Following a massive deceleration in worldwide tablet market, Apple is expected to experience a major fall in its full-year iPad shipments for the year 2014. This will be the first such decline in iPad sales, ever since they were released.
The latest numbers from market research company, International Data Corporation (IDC) reveal that worldwide tablet growth is expected to have significantly declined in 2014, with just 7.2% year-over-year growth compared to 52.5% in 2013. This, the researchers say, will represent the first full year of decline in iPad shipments, which have traditionally powered the market since the day they were released.
Google being the most popular operating system for tablets,held nearly 68% of the market this year, working out to almost 160 million devices shipped. That’s compared to 65 million iPad shipments, or 27.5 percent of the share for the same period.
Ryan Reith, Program Director with IDC’s Worldwide Quarterly Mobile Device Tracker, stated-

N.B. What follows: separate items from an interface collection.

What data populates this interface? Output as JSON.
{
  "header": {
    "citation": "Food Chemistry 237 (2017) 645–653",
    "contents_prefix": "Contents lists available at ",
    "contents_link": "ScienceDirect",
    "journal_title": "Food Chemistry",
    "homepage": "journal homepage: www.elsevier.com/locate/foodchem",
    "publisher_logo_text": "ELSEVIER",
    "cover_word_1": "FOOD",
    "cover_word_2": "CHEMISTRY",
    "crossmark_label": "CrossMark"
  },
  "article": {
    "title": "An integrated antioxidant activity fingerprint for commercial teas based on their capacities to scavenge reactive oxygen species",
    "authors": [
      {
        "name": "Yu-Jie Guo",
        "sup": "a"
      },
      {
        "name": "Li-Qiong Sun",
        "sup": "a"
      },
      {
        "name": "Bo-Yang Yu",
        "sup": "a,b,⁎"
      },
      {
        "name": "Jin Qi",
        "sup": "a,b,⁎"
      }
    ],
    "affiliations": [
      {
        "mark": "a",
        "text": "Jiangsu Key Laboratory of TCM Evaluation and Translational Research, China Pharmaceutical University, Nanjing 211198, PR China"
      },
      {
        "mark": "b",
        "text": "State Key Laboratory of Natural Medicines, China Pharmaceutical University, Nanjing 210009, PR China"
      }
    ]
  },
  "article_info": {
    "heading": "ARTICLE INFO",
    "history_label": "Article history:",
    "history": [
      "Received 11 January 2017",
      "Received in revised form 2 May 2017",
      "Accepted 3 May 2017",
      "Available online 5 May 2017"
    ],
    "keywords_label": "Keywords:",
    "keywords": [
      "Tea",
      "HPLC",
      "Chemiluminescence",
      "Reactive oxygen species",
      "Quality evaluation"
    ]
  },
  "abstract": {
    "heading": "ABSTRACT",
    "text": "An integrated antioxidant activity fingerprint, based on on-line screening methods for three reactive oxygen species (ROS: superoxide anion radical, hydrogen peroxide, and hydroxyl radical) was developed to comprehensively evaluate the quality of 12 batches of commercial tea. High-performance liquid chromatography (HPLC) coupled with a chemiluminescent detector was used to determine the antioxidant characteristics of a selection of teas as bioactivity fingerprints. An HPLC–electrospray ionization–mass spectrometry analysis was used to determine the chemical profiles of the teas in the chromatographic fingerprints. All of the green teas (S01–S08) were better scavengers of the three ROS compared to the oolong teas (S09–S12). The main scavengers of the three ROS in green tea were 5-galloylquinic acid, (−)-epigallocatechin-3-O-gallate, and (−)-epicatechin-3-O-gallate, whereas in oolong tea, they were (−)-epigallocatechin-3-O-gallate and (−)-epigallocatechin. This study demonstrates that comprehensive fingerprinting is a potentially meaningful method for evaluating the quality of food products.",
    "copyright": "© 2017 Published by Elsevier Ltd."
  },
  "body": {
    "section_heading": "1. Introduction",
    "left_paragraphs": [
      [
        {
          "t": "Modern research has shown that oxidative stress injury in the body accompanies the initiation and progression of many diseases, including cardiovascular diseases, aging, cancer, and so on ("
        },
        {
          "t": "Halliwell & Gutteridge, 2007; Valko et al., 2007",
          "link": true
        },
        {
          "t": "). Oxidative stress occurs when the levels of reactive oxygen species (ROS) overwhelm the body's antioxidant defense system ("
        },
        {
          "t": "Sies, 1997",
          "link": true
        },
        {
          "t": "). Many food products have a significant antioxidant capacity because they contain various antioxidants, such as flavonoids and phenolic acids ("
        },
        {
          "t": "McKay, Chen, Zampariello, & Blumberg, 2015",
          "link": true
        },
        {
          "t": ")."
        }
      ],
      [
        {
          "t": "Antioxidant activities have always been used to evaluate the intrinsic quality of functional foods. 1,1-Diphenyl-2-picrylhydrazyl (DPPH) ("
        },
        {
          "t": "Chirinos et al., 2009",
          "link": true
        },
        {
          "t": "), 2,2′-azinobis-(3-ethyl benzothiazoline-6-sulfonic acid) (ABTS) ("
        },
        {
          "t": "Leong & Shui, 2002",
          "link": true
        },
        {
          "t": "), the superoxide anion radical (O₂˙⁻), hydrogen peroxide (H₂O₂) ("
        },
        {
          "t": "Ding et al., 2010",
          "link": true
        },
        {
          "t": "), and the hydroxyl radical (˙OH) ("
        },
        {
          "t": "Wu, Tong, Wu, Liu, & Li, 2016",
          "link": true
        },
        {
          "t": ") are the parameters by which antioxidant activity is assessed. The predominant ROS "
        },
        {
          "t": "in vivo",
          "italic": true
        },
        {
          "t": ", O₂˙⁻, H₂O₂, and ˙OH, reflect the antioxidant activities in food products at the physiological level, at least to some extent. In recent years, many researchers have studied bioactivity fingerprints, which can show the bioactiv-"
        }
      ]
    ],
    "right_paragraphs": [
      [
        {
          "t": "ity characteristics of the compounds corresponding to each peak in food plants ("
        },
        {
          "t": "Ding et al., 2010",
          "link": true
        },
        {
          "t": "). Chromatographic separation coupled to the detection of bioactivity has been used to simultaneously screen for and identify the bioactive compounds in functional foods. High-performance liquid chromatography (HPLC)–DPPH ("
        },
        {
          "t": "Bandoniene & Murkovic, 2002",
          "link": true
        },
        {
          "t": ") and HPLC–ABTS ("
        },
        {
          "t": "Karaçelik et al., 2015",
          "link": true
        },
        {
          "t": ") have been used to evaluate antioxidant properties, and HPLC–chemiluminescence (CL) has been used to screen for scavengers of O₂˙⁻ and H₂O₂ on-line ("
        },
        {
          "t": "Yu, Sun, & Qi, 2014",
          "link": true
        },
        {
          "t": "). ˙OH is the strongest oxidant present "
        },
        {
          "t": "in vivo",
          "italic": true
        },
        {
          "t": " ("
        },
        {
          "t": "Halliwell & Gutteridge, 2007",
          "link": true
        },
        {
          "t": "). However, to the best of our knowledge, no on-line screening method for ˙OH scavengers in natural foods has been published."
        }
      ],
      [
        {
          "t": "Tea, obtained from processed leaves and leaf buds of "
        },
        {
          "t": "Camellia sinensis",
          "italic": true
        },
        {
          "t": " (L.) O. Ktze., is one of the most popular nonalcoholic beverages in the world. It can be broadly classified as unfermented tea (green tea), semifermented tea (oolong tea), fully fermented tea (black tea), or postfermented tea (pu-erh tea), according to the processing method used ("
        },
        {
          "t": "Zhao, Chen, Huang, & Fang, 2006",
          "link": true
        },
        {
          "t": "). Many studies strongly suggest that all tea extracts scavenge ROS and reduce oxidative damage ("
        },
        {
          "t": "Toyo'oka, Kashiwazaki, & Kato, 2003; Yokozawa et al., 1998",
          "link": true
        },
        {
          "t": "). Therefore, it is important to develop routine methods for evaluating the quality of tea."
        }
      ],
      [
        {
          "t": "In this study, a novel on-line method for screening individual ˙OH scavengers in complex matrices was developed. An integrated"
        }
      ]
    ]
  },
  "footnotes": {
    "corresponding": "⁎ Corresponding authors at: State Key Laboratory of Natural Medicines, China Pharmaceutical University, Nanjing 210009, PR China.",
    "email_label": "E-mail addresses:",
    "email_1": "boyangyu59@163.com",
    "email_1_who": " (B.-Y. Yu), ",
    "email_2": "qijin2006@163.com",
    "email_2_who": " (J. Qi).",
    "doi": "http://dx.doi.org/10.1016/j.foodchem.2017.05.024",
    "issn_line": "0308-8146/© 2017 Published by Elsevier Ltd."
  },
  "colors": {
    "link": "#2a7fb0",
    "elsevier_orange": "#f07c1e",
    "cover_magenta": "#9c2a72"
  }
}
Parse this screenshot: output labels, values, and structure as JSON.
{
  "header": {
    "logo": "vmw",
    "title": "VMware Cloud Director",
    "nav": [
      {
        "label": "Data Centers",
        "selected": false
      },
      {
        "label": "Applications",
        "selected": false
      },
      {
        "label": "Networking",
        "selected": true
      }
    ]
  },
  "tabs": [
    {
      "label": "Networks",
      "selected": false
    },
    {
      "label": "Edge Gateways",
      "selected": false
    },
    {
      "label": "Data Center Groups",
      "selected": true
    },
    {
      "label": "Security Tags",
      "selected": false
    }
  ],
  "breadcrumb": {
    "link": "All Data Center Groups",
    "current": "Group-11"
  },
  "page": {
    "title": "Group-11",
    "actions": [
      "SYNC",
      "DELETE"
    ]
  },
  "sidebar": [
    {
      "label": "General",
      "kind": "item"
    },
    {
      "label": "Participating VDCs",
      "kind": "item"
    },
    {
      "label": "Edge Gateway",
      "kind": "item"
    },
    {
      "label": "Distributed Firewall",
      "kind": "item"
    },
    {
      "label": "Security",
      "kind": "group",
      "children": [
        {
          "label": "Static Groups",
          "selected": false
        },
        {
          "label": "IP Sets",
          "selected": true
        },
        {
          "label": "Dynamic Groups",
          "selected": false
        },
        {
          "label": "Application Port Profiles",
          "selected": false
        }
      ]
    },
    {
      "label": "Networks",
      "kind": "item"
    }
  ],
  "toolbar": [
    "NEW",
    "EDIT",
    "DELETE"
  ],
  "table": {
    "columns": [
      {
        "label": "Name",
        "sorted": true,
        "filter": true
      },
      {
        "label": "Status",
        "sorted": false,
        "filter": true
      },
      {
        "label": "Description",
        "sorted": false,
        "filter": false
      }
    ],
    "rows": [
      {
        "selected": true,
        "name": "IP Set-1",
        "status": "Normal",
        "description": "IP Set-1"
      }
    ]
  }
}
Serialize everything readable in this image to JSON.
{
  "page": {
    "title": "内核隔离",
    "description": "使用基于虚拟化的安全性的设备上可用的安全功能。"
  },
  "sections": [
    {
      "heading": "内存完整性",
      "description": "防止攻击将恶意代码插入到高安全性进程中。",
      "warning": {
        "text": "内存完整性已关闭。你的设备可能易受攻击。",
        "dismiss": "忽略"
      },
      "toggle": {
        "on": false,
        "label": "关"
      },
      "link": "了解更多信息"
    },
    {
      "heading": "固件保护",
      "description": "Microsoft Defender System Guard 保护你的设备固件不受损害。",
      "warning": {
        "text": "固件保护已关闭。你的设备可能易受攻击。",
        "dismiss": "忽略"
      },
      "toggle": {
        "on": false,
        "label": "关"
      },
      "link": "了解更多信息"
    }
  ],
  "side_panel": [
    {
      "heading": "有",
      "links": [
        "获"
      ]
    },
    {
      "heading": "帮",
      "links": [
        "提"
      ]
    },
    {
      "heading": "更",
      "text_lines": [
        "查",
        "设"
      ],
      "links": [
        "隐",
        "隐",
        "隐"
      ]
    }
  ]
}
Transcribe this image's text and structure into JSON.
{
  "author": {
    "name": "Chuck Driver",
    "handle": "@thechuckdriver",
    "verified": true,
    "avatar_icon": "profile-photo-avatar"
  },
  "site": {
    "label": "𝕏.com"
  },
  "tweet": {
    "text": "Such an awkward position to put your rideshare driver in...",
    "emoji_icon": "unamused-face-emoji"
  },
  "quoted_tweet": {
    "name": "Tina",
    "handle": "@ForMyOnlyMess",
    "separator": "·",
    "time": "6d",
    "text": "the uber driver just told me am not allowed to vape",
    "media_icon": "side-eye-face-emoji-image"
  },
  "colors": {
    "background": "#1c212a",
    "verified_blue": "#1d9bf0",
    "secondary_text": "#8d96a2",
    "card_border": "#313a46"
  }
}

The tablet market continues to be impacted by a few major trends happening in relevant markets. In the early stages of the tablet market, device lifecycles were expected to resemble those of smartphones, with replacement occurring every 2-3 years.
What has played out instead is that many tablet owners are holding onto their devices for more than 3 years and in some instances more than 4 years. We believe the two major drivers for longer than expected tablet lifecycles are legacy software support for older products, especially within iOS, and the increased use of smartphones for a variety of computing tasks.
Among different form factors and product groups, significant advancements have been made recently by hardware manufacturers to advance the 2-in-1, or detachable, product category. Devices have become thinner, prices have come down, and more models are available. Despite these advances, shipments of 2-in-1 devices are only expected to reach 8.7 million units in 2014, which is just 4% of the total tablet plus 2-in-1 market. A large reason for the relatively small uptake has been consumer hesitancy around the Windows 8 platform, which the majority of 2-in-1 devices are built upon.
Jean Philippe Bouchard, Research Director for Tablets said-
We need to look at how the tablet ecosystem is answering these challenges, and right now we see a lot of pressure on tablet prices and an influx of entry-level products, which ultimately serves Android really well. But we also see tablet manufacturers trying to offset this price pressure by focusing on larger screens and cellular-enabled tablets. The next six months should be really interesting.
Another factor that is being counted includes the take over of the mature markets by emerging markets which offers high-end specifications at a cheaper and relatively affordable price. Around 50.6% of the market is captured by the new amateur brands which have somehow succeeded to catch the attention of buyers.